On the day designated for the fence install, Stephen, Linda, and I went on site to pitch in. There was security and check in areas where we received our mandatory hard hats and t-shirts. Once we got to the site, it was really cool. The energy at the build was amazing. It was shocking to see a half-built home that was supposed to be completed in only 2 more days. The amount of people and organized chaos on site was invigorating. Stephen, Linda and I pitched in a little, but the real heroes were the volunteers from Archer Western Contractors, particularly John Stull who lead the team. They worked tirelessly for hours to get the fence installed. Of course our anxiety was completely unnecessary- they did a great job and the fence looked fabulous.
As if the opportunity wasn’t cool enough, when I learned a bit about the family receiving the home, it struck a chord within. The Fridays have fostered more than 30 children, and last spring they fostered a boy who showed them a video of his 4 siblings, all split up by the system. Declaring that a family should never be split up, the Fridays adopted all 5 children. Because their home was too small, the Fridays were forced to convert their carport into bedrooms to make space for the children. Ironically enough, this story hit kind of close to home for me, because many years ago, my grandparents did a similar thing: despite having 7 kids of their own, they took 3 orphaned children into their home so the siblings wouldn’t have to split up, and raised them as their own. Knowing that my father grew up in a home with a similar situation– and seeing how much difference my grandparent’s act of kindness made in the lives of my adopted Uncles and Aunts– I was able to appreciate the Friday’s sacrifice that much more.

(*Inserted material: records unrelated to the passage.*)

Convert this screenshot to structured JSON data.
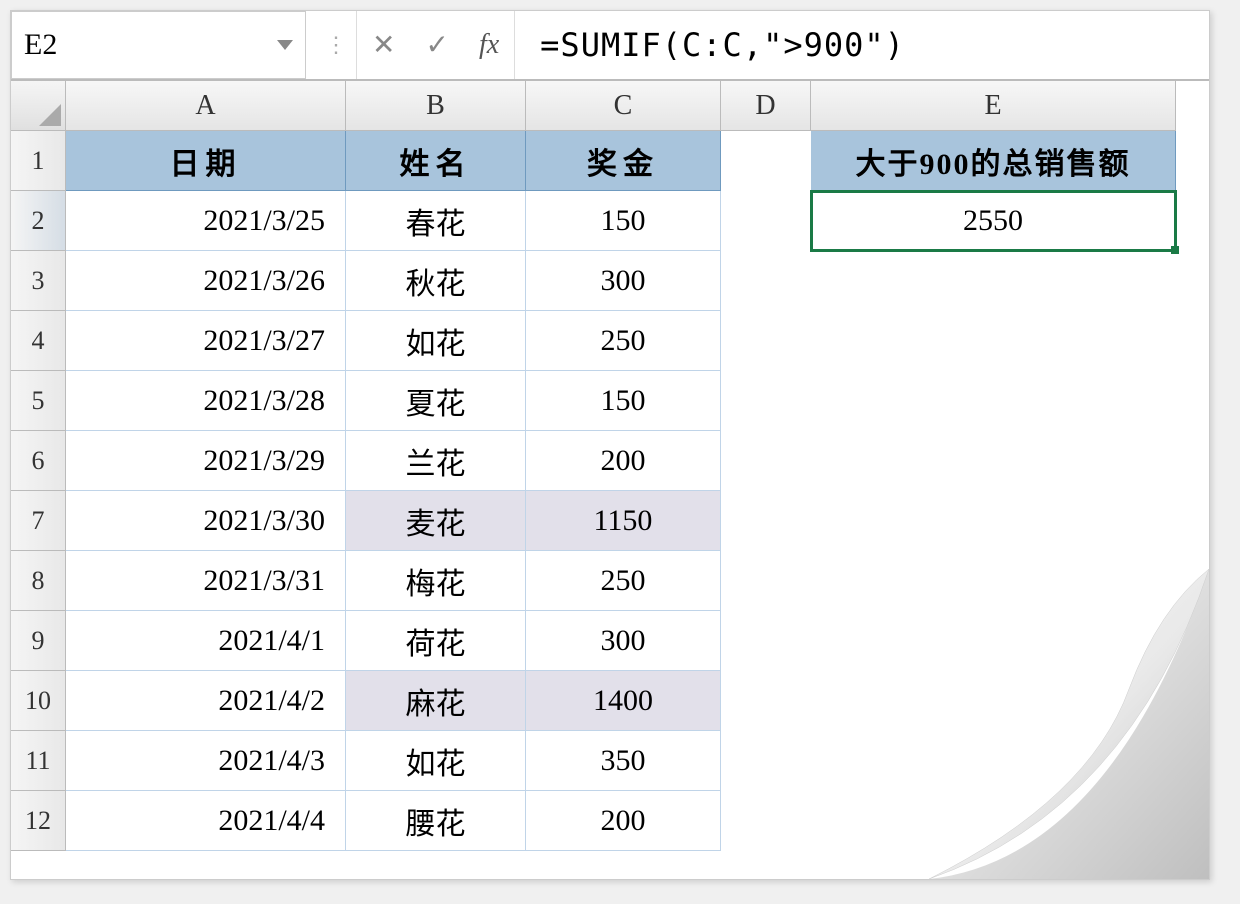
{
  "name_box": "E2",
  "formula": "=SUMIF(C:C,\">900\")",
  "columns": [
    "A",
    "B",
    "C",
    "D",
    "E"
  ],
  "row_numbers": [
    1,
    2,
    3,
    4,
    5,
    6,
    7,
    8,
    9,
    10,
    11,
    12
  ],
  "table": {
    "headers": {
      "A": "日期",
      "B": "姓名",
      "C": "奖金"
    },
    "rows": [
      {
        "date": "2021/3/25",
        "name": "春花",
        "bonus": "150",
        "hl": false
      },
      {
        "date": "2021/3/26",
        "name": "秋花",
        "bonus": "300",
        "hl": false
      },
      {
        "date": "2021/3/27",
        "name": "如花",
        "bonus": "250",
        "hl": false
      },
      {
        "date": "2021/3/28",
        "name": "夏花",
        "bonus": "150",
        "hl": false
      },
      {
        "date": "2021/3/29",
        "name": "兰花",
        "bonus": "200",
        "hl": false
      },
      {
        "date": "2021/3/30",
        "name": "麦花",
        "bonus": "1150",
        "hl": true
      },
      {
        "date": "2021/3/31",
        "name": "梅花",
        "bonus": "250",
        "hl": false
      },
      {
        "date": "2021/4/1",
        "name": "荷花",
        "bonus": "300",
        "hl": false
      },
      {
        "date": "2021/4/2",
        "name": "麻花",
        "bonus": "1400",
        "hl": true
      },
      {
        "date": "2021/4/3",
        "name": "如花",
        "bonus": "350",
        "hl": false
      },
      {
        "date": "2021/4/4",
        "name": "腰花",
        "bonus": "200",
        "hl": false
      }
    ]
  },
  "summary": {
    "title": "大于900的总销售额",
    "value": "2550"
  },
  "icons": {
    "cancel": "✕",
    "confirm": "✓",
    "fx": "fx"
  }
}
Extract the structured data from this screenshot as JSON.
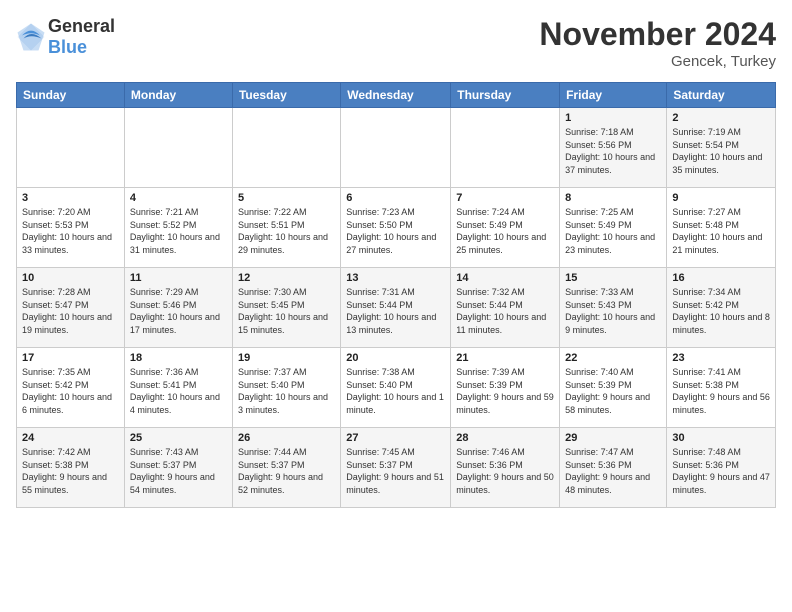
{
  "header": {
    "logo_general": "General",
    "logo_blue": "Blue",
    "month_title": "November 2024",
    "location": "Gencek, Turkey"
  },
  "days_of_week": [
    "Sunday",
    "Monday",
    "Tuesday",
    "Wednesday",
    "Thursday",
    "Friday",
    "Saturday"
  ],
  "weeks": [
    [
      {
        "day": "",
        "info": ""
      },
      {
        "day": "",
        "info": ""
      },
      {
        "day": "",
        "info": ""
      },
      {
        "day": "",
        "info": ""
      },
      {
        "day": "",
        "info": ""
      },
      {
        "day": "1",
        "info": "Sunrise: 7:18 AM\nSunset: 5:56 PM\nDaylight: 10 hours and 37 minutes."
      },
      {
        "day": "2",
        "info": "Sunrise: 7:19 AM\nSunset: 5:54 PM\nDaylight: 10 hours and 35 minutes."
      }
    ],
    [
      {
        "day": "3",
        "info": "Sunrise: 7:20 AM\nSunset: 5:53 PM\nDaylight: 10 hours and 33 minutes."
      },
      {
        "day": "4",
        "info": "Sunrise: 7:21 AM\nSunset: 5:52 PM\nDaylight: 10 hours and 31 minutes."
      },
      {
        "day": "5",
        "info": "Sunrise: 7:22 AM\nSunset: 5:51 PM\nDaylight: 10 hours and 29 minutes."
      },
      {
        "day": "6",
        "info": "Sunrise: 7:23 AM\nSunset: 5:50 PM\nDaylight: 10 hours and 27 minutes."
      },
      {
        "day": "7",
        "info": "Sunrise: 7:24 AM\nSunset: 5:49 PM\nDaylight: 10 hours and 25 minutes."
      },
      {
        "day": "8",
        "info": "Sunrise: 7:25 AM\nSunset: 5:49 PM\nDaylight: 10 hours and 23 minutes."
      },
      {
        "day": "9",
        "info": "Sunrise: 7:27 AM\nSunset: 5:48 PM\nDaylight: 10 hours and 21 minutes."
      }
    ],
    [
      {
        "day": "10",
        "info": "Sunrise: 7:28 AM\nSunset: 5:47 PM\nDaylight: 10 hours and 19 minutes."
      },
      {
        "day": "11",
        "info": "Sunrise: 7:29 AM\nSunset: 5:46 PM\nDaylight: 10 hours and 17 minutes."
      },
      {
        "day": "12",
        "info": "Sunrise: 7:30 AM\nSunset: 5:45 PM\nDaylight: 10 hours and 15 minutes."
      },
      {
        "day": "13",
        "info": "Sunrise: 7:31 AM\nSunset: 5:44 PM\nDaylight: 10 hours and 13 minutes."
      },
      {
        "day": "14",
        "info": "Sunrise: 7:32 AM\nSunset: 5:44 PM\nDaylight: 10 hours and 11 minutes."
      },
      {
        "day": "15",
        "info": "Sunrise: 7:33 AM\nSunset: 5:43 PM\nDaylight: 10 hours and 9 minutes."
      },
      {
        "day": "16",
        "info": "Sunrise: 7:34 AM\nSunset: 5:42 PM\nDaylight: 10 hours and 8 minutes."
      }
    ],
    [
      {
        "day": "17",
        "info": "Sunrise: 7:35 AM\nSunset: 5:42 PM\nDaylight: 10 hours and 6 minutes."
      },
      {
        "day": "18",
        "info": "Sunrise: 7:36 AM\nSunset: 5:41 PM\nDaylight: 10 hours and 4 minutes."
      },
      {
        "day": "19",
        "info": "Sunrise: 7:37 AM\nSunset: 5:40 PM\nDaylight: 10 hours and 3 minutes."
      },
      {
        "day": "20",
        "info": "Sunrise: 7:38 AM\nSunset: 5:40 PM\nDaylight: 10 hours and 1 minute."
      },
      {
        "day": "21",
        "info": "Sunrise: 7:39 AM\nSunset: 5:39 PM\nDaylight: 9 hours and 59 minutes."
      },
      {
        "day": "22",
        "info": "Sunrise: 7:40 AM\nSunset: 5:39 PM\nDaylight: 9 hours and 58 minutes."
      },
      {
        "day": "23",
        "info": "Sunrise: 7:41 AM\nSunset: 5:38 PM\nDaylight: 9 hours and 56 minutes."
      }
    ],
    [
      {
        "day": "24",
        "info": "Sunrise: 7:42 AM\nSunset: 5:38 PM\nDaylight: 9 hours and 55 minutes."
      },
      {
        "day": "25",
        "info": "Sunrise: 7:43 AM\nSunset: 5:37 PM\nDaylight: 9 hours and 54 minutes."
      },
      {
        "day": "26",
        "info": "Sunrise: 7:44 AM\nSunset: 5:37 PM\nDaylight: 9 hours and 52 minutes."
      },
      {
        "day": "27",
        "info": "Sunrise: 7:45 AM\nSunset: 5:37 PM\nDaylight: 9 hours and 51 minutes."
      },
      {
        "day": "28",
        "info": "Sunrise: 7:46 AM\nSunset: 5:36 PM\nDaylight: 9 hours and 50 minutes."
      },
      {
        "day": "29",
        "info": "Sunrise: 7:47 AM\nSunset: 5:36 PM\nDaylight: 9 hours and 48 minutes."
      },
      {
        "day": "30",
        "info": "Sunrise: 7:48 AM\nSunset: 5:36 PM\nDaylight: 9 hours and 47 minutes."
      }
    ]
  ]
}
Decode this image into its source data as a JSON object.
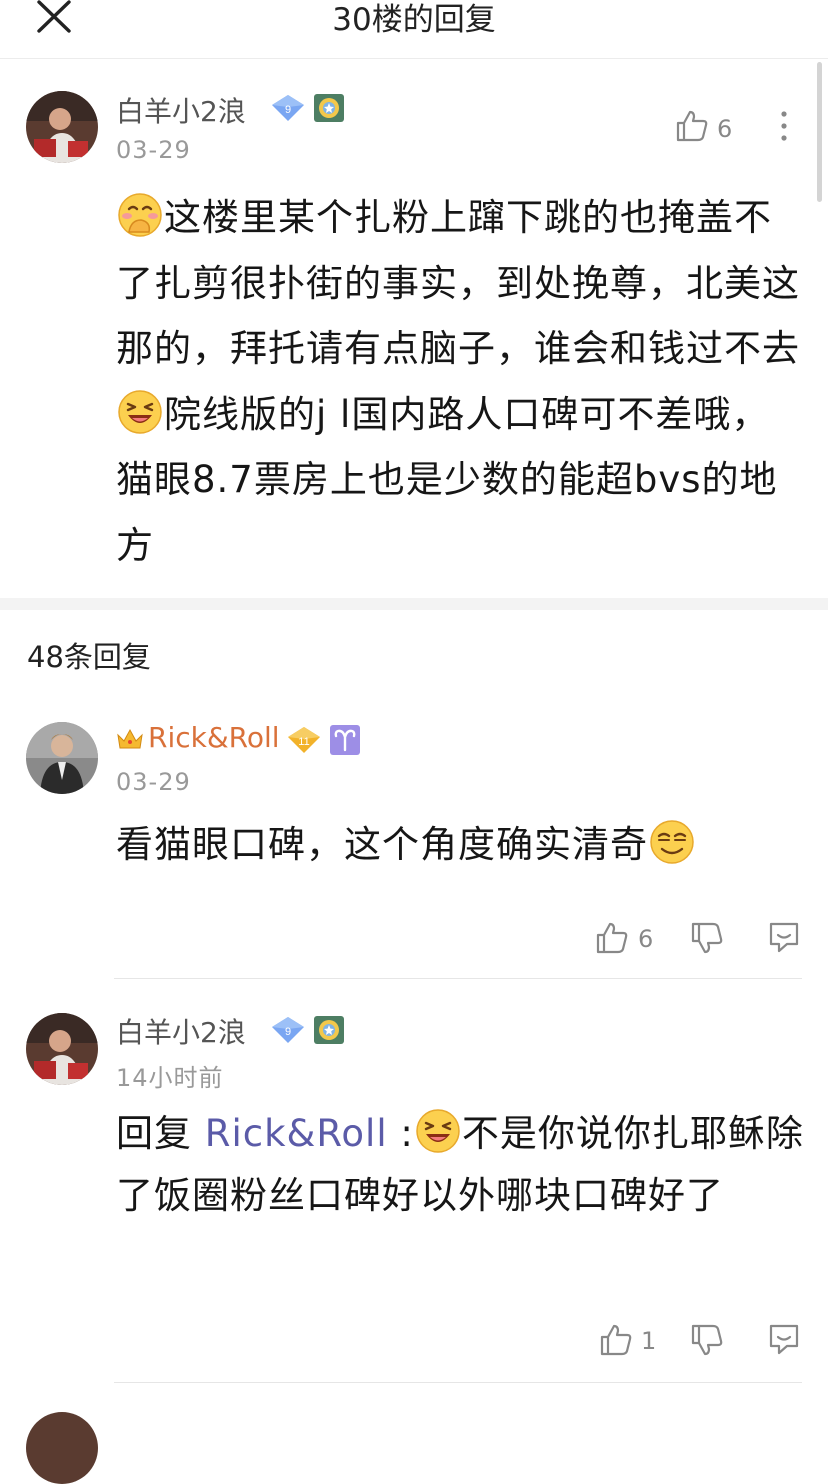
{
  "header": {
    "title": "30楼的回复",
    "close_icon": "close-icon"
  },
  "main_post": {
    "username": "白羊小2浪",
    "level": "9",
    "time": "03-29",
    "likes": "6",
    "text_1": "这楼里某个扎粉上蹿下跳的也掩盖不了扎剪很扑街的事实，到处挽尊，北美这那的，拜托请有点脑子，谁会和钱过不去",
    "text_2": "院线版的j l国内路人口碑可不差哦，猫眼8.7票房上也是少数的能超bvs的地方",
    "emoji_1": "cover-mouth-emoji",
    "emoji_2": "laughing-emoji"
  },
  "replies_header": "48条回复",
  "replies": [
    {
      "username": "Rick&Roll",
      "level": "11",
      "time": "03-29",
      "text": "看猫眼口碑，这个角度确实清奇",
      "likes": "6",
      "emoji": "smug-emoji"
    },
    {
      "username": "白羊小2浪",
      "level": "9",
      "time": "14小时前",
      "reply_prefix": "回复 ",
      "mention": "Rick&Roll",
      "colon": " :",
      "text": "不是你说你扎耶稣除了饭圈粉丝口碑好以外哪块口碑好了",
      "likes": "1",
      "emoji": "laughing-emoji"
    }
  ],
  "colors": {
    "accent_name": "#d9713a",
    "mention": "#5b5ba8",
    "level_badge": "#6b9cf0",
    "gold_badge": "#f0b52a"
  }
}
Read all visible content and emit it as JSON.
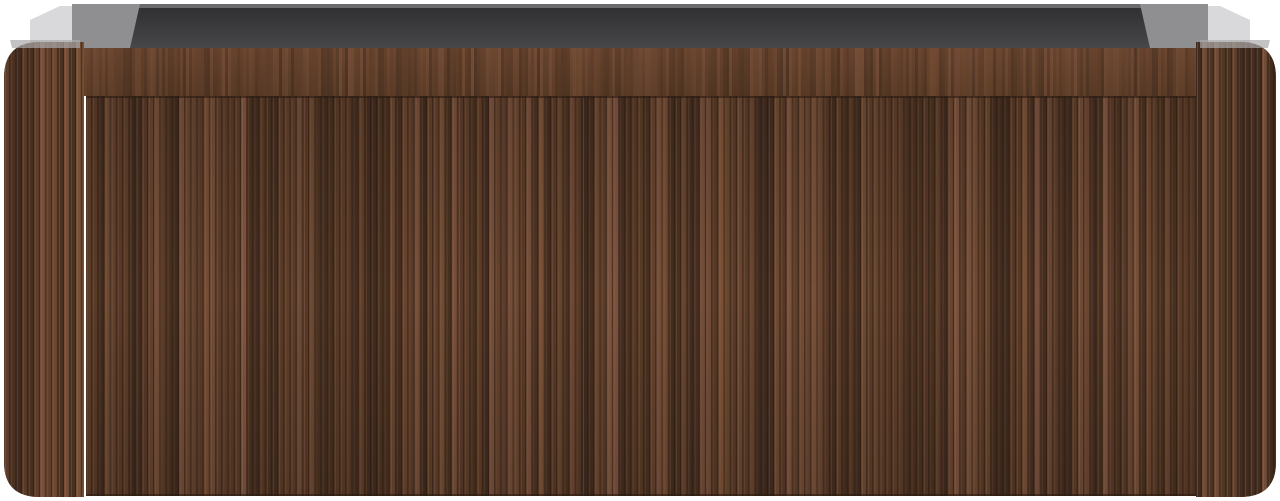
{
  "product": {
    "subject": "wall-hung-vanity-cabinet",
    "finish": "fluted-walnut",
    "colors": {
      "background": "#ffffff",
      "wood_dark": "#3f2a1e",
      "wood_mid": "#5a3b28",
      "wood_light": "#7a5238",
      "groove": "#2b1b12",
      "interior": "#3a3a3c",
      "interior_top": "#4a4a4d",
      "metal_edge": "#9a9a9c"
    }
  }
}
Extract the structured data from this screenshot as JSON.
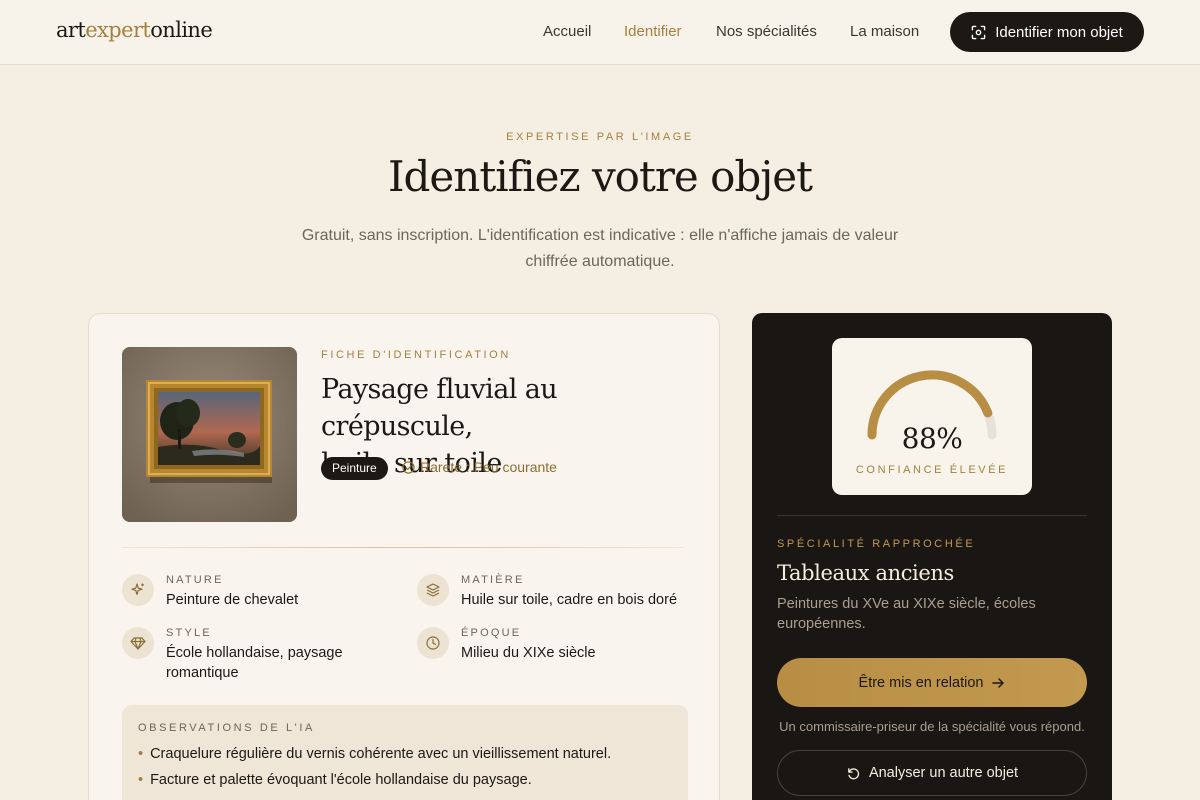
{
  "header": {
    "logo_part1": "art",
    "logo_part2": "expert",
    "logo_part3": "online",
    "nav": [
      "Accueil",
      "Identifier",
      "Nos spécialités",
      "La maison"
    ],
    "active_nav": "Identifier",
    "cta_label": "Identifier mon objet",
    "cta_icon": "scan-icon"
  },
  "hero": {
    "eyebrow": "EXPERTISE PAR L'IMAGE",
    "title": "Identifiez votre objet",
    "subtitle_line1": "Gratuit, sans inscription. L'identification est indicative : elle n'affiche jamais de valeur",
    "subtitle_line2": "chiffrée automatique."
  },
  "card": {
    "eyebrow": "FICHE D'IDENTIFICATION",
    "title_line1": "Paysage fluvial au crépuscule,",
    "title_line2": "huile sur toile",
    "tag": "Peinture",
    "rarity": "Rareté : Peu courante",
    "attributes": [
      {
        "label": "NATURE",
        "value": "Peinture de chevalet",
        "icon": "sparkle-icon"
      },
      {
        "label": "MATIÈRE",
        "value": "Huile sur toile, cadre en bois doré",
        "icon": "layers-icon"
      },
      {
        "label": "STYLE",
        "value_line1": "École hollandaise, paysage",
        "value_line2": "romantique",
        "icon": "diamond-icon"
      },
      {
        "label": "ÉPOQUE",
        "value": "Milieu du XIXe siècle",
        "icon": "clock-icon"
      }
    ],
    "observations": {
      "title": "OBSERVATIONS DE L'IA",
      "items": [
        "Craquelure régulière du vernis cohérente avec un vieillissement naturel.",
        "Facture et palette évoquant l'école hollandaise du paysage."
      ]
    }
  },
  "panel": {
    "confidence_percent": 88,
    "confidence_text": "88%",
    "confidence_label": "CONFIANCE ÉLEVÉE",
    "specialty_eyebrow": "SPÉCIALITÉ RAPPROCHÉE",
    "specialty_title": "Tableaux anciens",
    "specialty_desc": "Peintures du XVe au XIXe siècle, écoles européennes.",
    "contact_button": "Être mis en relation",
    "note": "Un commissaire-priseur de la spécialité vous répond.",
    "reanalyze_button": "Analyser un autre objet"
  },
  "colors": {
    "accent_gold": "#a3803f",
    "dark": "#1c1814",
    "background": "#f5efe3"
  }
}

Once the dust settled, Wade met with the family to go over how to operate their new home. He buzzed me an email: “I have to admit that what they raved most about was their fence. They were so happy to have a fence it was crazy. I think it’s because there are so many new children coming through their home that they want to keep them off the neighbor’s property.” This email made my day.
The show isn’t scheduled to air until 2012 for a Christmas special, and we’re excited to see the finished episode. We don’t expect to see much fence on the show, because the home’s fence is just a subtle backdrop to define the borders of their property, as any good fence should be. What really matters is being a part of something bigger than ourselves and being able to give back just a little morsel to the community.
Normally we like to hire professionals to do our videos and photography, but since the Extreme Makeover project was last minute, our go-to guys weren’t available. What you see is my ad hoc photography, videoing and attempt to slap it all together. It’s pretty grass roots, but I hope it can at least capture the essence of the experience.
All the pictures are on the WamBam Facebook page. Click here to see the whole album.